James Britton noticed that poetic writing was often missing from school and undervalued. He defined poetic writing as “a language for not doing something, but for making something…”
Writing to learn
I work from a constructivist theory. Students explore, interview others, analyze mentor texts, invent, and draw conclusions about possible answers to questions we pose.
I draw inspiration from James Britton. He encourages writers to explore expressive writing (lists, diaries, notes, brainstorming – writing not intended to be shared). Writing expressively makes sense to me. From writing in a daybook and knowing that no one was looking over my shoulder, I found I liked to write and I had something to say. It is the stuff of which writing notebooks or daybooks are built.
Britton explains in his “Notes on a Working Hypothesis” written in 1979 that still rings true today. “Whether we write or speak expressive language is associated with a relationship of mutual trust, and is therefore a form of discourse that encourages us to take risks, to try out ideas we are not sure of, in a way we would not dare to do in, say, making a public speech. In other words, expressive language favors exploration, discovery learning (The National Writing Project Network Newsletter, Volume One, Number 3, by James Britton).
He noticed that poetic writing was often missing from school and undervalued. He defined poetic writing as “a language for not doing something, but for making something…”
He defined the third function of writing as transactional. We use this form when we want to do something. We employ transactional writing to persuade, to inform, and share information. Schools and the world value transactional writing highly because it is through transactional writing that things get accomplished.
In the Writing Project, teachers find that by designing writing assignments that take writers through writing expressively and poetically, we explore our subjects thoroughly. By writing about topics as brainstormed lists, poems, and plays, we discover and articulate what we want to do and what we want to say. In other words, transactional writing is easier for many of us if we explore the other functions of writing first.
For example, I asked a class of 6th graders to brainstorm a list of emotions. They chose one to write about. The students wrote 3-5 minutes about the topic. They analyzed the writing by underlining the key words. Students organized just the key words they had underlined into poems. After writing the poems, students were so ready to write a claim. From the expressive and poetic writing, they knew why they felt the way they did. They could write generalizations easily and were ready to write persuasively. Between each step, they conferred with a partner, sharing their lists, reading or paraphrasing their writing. The talking helped build the momentum as well and gave them permission to do what they love to do: talk with their friends!

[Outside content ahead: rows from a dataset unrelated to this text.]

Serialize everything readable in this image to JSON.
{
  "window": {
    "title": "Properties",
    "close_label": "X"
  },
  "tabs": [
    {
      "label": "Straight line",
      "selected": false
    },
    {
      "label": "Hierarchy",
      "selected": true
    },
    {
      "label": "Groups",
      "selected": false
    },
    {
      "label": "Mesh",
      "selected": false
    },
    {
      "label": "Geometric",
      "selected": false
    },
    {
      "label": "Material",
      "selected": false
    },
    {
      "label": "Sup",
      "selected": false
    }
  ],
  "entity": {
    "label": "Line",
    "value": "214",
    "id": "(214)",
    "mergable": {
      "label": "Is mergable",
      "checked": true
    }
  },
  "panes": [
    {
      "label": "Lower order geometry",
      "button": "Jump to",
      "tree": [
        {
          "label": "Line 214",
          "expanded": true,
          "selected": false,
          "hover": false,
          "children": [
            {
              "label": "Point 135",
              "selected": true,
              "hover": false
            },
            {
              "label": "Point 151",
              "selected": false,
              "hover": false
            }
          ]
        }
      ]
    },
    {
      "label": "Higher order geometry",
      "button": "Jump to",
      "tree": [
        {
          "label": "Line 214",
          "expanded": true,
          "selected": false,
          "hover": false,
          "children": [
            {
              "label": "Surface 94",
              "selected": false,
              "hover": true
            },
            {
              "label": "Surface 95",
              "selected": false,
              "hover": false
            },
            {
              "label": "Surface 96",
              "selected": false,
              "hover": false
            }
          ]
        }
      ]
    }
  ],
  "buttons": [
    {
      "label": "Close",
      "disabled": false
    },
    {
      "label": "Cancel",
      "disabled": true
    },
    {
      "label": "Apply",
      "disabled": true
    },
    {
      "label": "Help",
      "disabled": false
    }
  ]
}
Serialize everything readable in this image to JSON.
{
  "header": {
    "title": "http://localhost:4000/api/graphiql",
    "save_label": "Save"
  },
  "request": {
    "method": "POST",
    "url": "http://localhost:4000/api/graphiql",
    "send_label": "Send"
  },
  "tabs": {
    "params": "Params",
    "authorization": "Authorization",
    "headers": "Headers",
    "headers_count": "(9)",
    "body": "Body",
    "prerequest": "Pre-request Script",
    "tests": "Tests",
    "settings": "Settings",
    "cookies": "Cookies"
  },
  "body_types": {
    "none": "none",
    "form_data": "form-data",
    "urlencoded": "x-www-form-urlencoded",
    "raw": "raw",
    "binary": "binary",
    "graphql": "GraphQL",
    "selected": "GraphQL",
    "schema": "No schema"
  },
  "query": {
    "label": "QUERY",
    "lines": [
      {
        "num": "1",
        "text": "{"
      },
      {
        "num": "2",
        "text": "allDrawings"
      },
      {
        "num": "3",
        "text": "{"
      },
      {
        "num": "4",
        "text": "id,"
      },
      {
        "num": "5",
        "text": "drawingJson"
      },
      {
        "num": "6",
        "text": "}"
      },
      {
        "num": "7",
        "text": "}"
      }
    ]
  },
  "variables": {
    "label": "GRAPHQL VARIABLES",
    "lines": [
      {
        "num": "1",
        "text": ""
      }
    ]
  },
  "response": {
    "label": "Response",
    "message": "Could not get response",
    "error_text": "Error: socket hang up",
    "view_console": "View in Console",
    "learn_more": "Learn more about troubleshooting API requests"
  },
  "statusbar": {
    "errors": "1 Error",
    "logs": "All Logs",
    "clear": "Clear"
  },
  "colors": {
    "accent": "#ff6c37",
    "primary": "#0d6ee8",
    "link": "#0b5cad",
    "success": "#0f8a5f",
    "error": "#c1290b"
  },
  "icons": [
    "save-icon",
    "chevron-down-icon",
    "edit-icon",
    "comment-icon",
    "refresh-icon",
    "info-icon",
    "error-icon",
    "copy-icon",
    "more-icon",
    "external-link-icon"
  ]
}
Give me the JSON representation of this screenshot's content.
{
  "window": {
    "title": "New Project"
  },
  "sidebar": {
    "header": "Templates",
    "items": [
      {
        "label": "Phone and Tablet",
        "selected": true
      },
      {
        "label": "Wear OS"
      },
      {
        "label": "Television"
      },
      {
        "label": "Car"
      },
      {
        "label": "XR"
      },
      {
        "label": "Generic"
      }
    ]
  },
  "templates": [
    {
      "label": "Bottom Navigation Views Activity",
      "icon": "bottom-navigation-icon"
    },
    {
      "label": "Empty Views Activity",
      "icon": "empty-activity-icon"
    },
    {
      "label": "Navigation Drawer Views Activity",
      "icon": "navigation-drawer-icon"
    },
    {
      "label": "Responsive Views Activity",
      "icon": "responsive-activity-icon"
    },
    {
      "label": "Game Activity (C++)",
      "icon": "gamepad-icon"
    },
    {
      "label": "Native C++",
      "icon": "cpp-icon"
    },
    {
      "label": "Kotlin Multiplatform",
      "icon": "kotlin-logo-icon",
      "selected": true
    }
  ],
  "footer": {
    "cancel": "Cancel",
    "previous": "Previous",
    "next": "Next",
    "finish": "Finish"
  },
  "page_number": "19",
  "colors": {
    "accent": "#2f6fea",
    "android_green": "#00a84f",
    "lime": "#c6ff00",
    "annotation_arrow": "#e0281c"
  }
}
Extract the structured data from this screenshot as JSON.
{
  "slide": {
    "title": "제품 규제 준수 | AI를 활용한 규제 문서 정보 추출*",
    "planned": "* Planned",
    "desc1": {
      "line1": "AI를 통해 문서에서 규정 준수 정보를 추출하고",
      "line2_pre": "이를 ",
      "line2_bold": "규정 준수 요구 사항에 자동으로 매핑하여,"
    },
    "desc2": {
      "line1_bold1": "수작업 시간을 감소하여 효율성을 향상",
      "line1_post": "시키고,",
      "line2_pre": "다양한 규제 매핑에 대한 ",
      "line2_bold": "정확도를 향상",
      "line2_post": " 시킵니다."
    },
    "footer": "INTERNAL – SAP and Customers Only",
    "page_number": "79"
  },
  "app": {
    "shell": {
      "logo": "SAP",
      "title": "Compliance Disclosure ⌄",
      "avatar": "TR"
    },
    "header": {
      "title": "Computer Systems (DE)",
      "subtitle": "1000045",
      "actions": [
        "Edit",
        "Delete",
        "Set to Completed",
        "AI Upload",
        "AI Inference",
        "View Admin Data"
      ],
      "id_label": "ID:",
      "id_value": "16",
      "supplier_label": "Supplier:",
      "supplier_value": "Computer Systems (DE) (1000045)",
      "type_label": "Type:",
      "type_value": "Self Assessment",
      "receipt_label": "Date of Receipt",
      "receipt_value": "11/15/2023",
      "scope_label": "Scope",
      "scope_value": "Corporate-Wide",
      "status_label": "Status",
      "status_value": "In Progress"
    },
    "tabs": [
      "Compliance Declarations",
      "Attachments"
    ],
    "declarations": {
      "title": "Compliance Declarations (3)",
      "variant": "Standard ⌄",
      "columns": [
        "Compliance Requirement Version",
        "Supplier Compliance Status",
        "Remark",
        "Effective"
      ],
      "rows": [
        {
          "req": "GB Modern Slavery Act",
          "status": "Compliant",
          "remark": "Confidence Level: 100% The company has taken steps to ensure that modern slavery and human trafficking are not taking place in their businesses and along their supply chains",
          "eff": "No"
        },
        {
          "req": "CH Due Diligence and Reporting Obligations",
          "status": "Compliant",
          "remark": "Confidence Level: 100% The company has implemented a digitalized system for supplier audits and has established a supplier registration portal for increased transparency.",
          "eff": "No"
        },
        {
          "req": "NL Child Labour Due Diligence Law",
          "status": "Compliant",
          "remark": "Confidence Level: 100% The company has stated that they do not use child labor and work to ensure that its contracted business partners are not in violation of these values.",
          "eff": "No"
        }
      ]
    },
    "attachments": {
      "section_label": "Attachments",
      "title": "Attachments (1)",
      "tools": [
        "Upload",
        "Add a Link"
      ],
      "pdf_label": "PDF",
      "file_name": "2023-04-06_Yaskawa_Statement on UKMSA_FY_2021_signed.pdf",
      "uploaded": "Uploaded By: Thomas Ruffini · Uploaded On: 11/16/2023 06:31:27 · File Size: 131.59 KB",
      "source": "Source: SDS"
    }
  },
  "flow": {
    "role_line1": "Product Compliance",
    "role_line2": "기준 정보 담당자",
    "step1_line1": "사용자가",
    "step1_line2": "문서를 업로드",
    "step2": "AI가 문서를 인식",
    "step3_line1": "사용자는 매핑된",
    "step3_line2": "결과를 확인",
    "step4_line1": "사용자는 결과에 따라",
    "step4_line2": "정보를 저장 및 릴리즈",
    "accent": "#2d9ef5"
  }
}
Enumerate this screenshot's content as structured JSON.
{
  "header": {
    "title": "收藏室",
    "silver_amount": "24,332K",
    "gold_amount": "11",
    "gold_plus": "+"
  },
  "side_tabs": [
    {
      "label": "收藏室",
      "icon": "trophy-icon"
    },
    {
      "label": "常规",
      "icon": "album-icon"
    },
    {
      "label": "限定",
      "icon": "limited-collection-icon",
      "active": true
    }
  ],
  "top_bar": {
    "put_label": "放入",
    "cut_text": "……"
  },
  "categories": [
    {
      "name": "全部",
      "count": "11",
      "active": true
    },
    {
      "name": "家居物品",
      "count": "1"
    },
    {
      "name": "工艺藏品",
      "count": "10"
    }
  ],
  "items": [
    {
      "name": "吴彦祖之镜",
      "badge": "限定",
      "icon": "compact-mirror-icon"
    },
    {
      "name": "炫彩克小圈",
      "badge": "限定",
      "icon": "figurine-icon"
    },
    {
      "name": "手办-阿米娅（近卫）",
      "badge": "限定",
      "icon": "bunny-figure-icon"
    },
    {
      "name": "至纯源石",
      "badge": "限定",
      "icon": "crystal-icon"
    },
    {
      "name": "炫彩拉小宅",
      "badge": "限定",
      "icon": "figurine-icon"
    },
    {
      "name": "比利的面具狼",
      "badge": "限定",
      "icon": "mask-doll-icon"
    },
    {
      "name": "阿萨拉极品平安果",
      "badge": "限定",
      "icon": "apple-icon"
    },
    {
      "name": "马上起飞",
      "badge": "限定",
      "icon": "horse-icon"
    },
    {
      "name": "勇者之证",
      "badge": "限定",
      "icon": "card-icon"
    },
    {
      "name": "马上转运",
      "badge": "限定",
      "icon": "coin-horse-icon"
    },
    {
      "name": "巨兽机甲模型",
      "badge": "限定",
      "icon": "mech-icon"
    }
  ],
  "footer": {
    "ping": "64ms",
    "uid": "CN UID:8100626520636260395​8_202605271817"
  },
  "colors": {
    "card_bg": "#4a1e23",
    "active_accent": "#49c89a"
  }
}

Try the lesson above or try this one. Meet the students at the door and hand them this worksheet: “Choose something you feel strongly about. Persuade someone why you feel the way you do. Support your claim with evidence.” Which assignment will be met with more groans? From which will your students learn more? Thank you James Britton!
NEXT: Helping students find their topics